DATA PROVIDED:
········
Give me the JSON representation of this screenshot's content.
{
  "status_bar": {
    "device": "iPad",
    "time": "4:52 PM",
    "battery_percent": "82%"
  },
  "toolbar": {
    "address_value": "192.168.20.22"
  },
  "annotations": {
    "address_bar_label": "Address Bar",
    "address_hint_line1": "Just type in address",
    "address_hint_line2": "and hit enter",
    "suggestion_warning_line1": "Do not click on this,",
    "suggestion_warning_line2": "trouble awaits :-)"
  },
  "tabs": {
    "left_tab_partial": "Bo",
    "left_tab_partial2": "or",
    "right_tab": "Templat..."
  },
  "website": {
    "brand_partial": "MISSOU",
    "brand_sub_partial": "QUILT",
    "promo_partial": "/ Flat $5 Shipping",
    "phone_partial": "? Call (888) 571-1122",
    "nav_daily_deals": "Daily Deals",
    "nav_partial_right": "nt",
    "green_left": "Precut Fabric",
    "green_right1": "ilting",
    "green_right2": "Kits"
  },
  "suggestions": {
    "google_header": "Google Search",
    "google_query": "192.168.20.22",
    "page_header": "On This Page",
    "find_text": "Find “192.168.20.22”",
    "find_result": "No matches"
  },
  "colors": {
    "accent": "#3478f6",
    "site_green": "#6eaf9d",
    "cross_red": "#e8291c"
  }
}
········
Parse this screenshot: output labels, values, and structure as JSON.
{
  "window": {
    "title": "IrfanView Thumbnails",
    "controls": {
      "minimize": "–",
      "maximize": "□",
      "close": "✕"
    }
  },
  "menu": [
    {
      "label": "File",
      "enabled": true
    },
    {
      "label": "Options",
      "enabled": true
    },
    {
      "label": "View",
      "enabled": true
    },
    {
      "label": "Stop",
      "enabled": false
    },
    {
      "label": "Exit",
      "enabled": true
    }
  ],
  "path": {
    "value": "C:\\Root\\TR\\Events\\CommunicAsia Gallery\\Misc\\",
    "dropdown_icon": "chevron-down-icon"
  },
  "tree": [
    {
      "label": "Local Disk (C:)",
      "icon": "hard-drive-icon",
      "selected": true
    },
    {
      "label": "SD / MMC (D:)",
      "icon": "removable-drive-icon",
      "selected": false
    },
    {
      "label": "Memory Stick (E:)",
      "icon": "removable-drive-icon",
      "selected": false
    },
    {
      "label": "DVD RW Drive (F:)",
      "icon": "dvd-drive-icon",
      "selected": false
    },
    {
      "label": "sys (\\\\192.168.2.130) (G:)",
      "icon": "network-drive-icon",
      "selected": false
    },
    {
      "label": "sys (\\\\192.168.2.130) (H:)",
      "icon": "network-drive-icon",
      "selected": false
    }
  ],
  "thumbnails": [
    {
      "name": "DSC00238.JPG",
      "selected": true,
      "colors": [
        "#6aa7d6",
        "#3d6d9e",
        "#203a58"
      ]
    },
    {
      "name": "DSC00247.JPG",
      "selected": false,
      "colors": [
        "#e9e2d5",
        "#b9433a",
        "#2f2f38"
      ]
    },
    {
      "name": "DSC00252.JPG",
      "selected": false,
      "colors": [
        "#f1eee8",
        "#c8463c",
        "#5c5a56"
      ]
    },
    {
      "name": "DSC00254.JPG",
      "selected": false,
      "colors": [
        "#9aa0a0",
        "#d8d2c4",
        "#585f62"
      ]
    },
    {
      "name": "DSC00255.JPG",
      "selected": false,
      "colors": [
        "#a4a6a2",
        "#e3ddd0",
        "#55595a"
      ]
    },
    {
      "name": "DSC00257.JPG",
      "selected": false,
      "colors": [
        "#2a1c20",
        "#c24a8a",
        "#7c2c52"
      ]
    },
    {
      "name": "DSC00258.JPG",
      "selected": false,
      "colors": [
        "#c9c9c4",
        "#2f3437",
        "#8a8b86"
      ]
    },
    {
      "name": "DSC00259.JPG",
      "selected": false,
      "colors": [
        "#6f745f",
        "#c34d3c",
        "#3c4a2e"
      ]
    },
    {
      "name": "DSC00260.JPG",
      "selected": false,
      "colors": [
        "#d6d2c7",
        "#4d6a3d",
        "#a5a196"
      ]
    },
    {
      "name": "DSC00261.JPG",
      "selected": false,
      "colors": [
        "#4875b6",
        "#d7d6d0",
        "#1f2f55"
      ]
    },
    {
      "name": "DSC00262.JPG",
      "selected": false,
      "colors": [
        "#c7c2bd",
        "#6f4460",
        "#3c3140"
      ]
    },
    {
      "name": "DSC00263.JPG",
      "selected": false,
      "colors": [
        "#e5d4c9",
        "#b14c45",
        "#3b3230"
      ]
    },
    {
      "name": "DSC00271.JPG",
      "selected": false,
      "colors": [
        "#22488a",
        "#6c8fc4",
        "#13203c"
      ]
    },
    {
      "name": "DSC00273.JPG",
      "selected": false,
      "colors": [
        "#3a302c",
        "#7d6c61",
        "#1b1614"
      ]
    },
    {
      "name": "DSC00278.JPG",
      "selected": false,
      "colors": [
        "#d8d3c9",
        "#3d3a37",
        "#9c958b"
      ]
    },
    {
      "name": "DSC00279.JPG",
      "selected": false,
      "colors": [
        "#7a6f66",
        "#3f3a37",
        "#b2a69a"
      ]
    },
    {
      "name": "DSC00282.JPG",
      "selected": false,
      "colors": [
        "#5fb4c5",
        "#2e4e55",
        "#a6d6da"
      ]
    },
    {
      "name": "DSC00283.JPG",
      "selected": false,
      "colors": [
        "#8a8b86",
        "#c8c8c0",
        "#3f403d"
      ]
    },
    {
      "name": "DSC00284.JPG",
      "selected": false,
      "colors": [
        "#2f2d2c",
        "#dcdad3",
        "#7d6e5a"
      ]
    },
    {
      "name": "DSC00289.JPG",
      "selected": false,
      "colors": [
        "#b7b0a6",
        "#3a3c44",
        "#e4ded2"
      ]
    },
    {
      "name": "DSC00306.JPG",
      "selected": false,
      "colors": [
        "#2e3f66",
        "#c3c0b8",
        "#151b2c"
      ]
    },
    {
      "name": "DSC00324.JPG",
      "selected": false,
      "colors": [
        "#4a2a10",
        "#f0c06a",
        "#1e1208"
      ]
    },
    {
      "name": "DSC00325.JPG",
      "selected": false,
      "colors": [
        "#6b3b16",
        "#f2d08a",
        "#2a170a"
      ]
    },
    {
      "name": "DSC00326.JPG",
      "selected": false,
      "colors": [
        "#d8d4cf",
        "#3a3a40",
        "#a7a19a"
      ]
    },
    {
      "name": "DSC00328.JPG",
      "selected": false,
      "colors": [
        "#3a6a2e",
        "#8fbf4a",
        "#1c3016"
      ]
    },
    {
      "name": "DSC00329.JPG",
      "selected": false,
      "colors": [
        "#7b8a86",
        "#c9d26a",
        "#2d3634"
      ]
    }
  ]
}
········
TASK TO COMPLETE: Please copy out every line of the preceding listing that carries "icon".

SOLVED EXERCISE:
    "dropdown_icon": "chevron-down-icon"
      "icon": "hard-drive-icon",
      "icon": "removable-drive-icon",
      "icon": "removable-drive-icon",
      "icon": "dvd-drive-icon",
      "icon": "network-drive-icon",
      "icon": "network-drive-icon",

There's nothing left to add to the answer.